When Thomas Morgan was about 30 years old he joined the Mormon Church and, despite fierce opposition from his wife's family,
he and his wife Ann brought their family to America, initiating through great sacrifice and hardship a new era of opportunity
for their Morgan descendents. Without gratitude and appreciation for those who laid the foundations for the now we live in,
it is easy to lose perspective on the difficult journey of life. Our pioneer forefather's challenges were physical but our
challenges are mental. It is vital for us to understand how much Thomas Morgan, his wife Ann Watkins, and their children contributed
to our lives by conquering their physical challenges and helping to build the infrastructure we enjoy today. When they chose
to change the terrain upon which the battle was fought they chose a terrain with much higher risk and hardship but with a
correspondingly higher potential for reward and gain. They reached for higher goals, spiritually and materially. Their decision
to emigrate laid the foundation for who and what our Morgan Family in America is today. Their history can be an inspiration
to us and their strength can underpin ours as we face our own life challenges.
In the fall of 2003 James and Josephine Morgan traveled to England to investigate the country of Thomas Morgan and Ann Watkins'
origin. Thomas and Ann were unique people whose lives have had an impact on the lives of their descendents and on many others
as well. There is a need to find more information on Ann Watkins and to clear up the misinformation that has crept into Thomas
Morgan's record over the years. Thomas Morgan and Ann Watkins came from a small area in Herefordshire about ten miles northeast
of the city of Hereford. The three Horseshoes Inn, a bed and breakfast at Little Cowarne, in a rural setting on the western
edge of the small area where Thomas and Ann lived, provides an excellent base to work from. The primary research resources
are the records office in Hereford, the local history center in Bromyard, and the local parish churches. In an investigation
of this sort the help of a local guide is invaluable. Polly Rubery BSc., a family historian living in Herfordshire, has long
been interested in Mormon emigrants from Herefordshire. Her John Rowberry family was baptized in Herefordshire in 1840 by
the famous Mormon missionary Wilford Woodruff. Polly has made a special study of the Mormon emigrations, teaches courses in
family history, and manages family history websites for herself and the Herefordshire Family History Society. Polly was essential
as local guide and interpreter to help the investigators understand the nuances and complexities of Herefordshire culture
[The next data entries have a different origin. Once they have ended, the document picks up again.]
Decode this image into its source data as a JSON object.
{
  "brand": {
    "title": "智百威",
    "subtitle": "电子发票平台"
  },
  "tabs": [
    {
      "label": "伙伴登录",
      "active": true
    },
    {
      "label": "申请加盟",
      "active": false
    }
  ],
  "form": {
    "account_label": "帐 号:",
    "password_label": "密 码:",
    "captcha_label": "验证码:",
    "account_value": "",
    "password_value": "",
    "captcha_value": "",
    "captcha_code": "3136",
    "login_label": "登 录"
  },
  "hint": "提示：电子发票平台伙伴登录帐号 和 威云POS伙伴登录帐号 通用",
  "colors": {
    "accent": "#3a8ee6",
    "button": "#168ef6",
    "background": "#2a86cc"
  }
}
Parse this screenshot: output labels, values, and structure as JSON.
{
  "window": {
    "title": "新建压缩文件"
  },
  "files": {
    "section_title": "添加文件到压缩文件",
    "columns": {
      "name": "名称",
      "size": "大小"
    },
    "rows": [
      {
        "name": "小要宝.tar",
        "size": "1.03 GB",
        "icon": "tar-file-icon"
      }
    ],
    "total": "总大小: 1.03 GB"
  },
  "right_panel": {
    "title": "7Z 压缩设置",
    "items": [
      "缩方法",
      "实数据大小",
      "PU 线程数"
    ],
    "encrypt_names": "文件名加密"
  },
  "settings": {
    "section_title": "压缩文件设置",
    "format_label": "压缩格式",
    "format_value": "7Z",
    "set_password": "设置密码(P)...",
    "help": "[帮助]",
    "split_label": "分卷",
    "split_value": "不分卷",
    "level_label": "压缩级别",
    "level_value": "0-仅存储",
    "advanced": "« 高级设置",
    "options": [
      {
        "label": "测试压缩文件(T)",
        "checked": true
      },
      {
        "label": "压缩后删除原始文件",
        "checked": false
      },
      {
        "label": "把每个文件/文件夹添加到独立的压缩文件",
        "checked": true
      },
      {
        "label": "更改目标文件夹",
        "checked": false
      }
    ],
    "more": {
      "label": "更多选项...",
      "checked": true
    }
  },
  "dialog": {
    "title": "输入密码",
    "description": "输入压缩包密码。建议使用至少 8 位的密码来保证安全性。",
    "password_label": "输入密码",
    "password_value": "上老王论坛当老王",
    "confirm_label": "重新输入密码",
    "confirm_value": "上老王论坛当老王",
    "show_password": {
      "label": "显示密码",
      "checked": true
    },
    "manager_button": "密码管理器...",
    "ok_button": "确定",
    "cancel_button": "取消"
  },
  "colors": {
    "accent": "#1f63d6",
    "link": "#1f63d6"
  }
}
The part of Herefordshire that Thomas and Ann Morgan came from is rural farm country with hedgerows along the roads and between
the fields. Unlike other parts of England and Scotland, it does not have extensive stone walls between the fields. The roads
are narrow and the villages are small.
In the 1851 Herefordshire census, Thomas Morgan states that he was born in Much Cowarne. This simple statement requires some
explanation if one is to understand Thomas Morgan's origins. The name Much Cowarne, as currently used, seems to have originally
meant large, or many, cow barns. And nearby Little Cowarne, fewer, or smaller, cow barns. The terms "much" and
"little" also refer to the relative size of the two parishes, much (magna or great) being the larger and little
(parva or lesser) being the smaller. In any case our Herefordshire heritage was definitely of an Agricultural nature.
Herefordshire lies on the western boundary of England. It is bordered on the west by Wales. Hereford, which has a cathedral,
is the only city in Herefordshire (traditionally, in England, only a town with a cathedral is considered to be a city). The
area of Thomas and Ann Watkins Morgan's origin is hilly farmland lying about ten miles northeast of Hereford. It lies on the
east and west sides of the River Frome as it runs southward from Bromyard. The area is small, about 8 to 10 miles square,
generally encompassing the villages of Little Cowarne, Much Cowarne and Bishops Frome.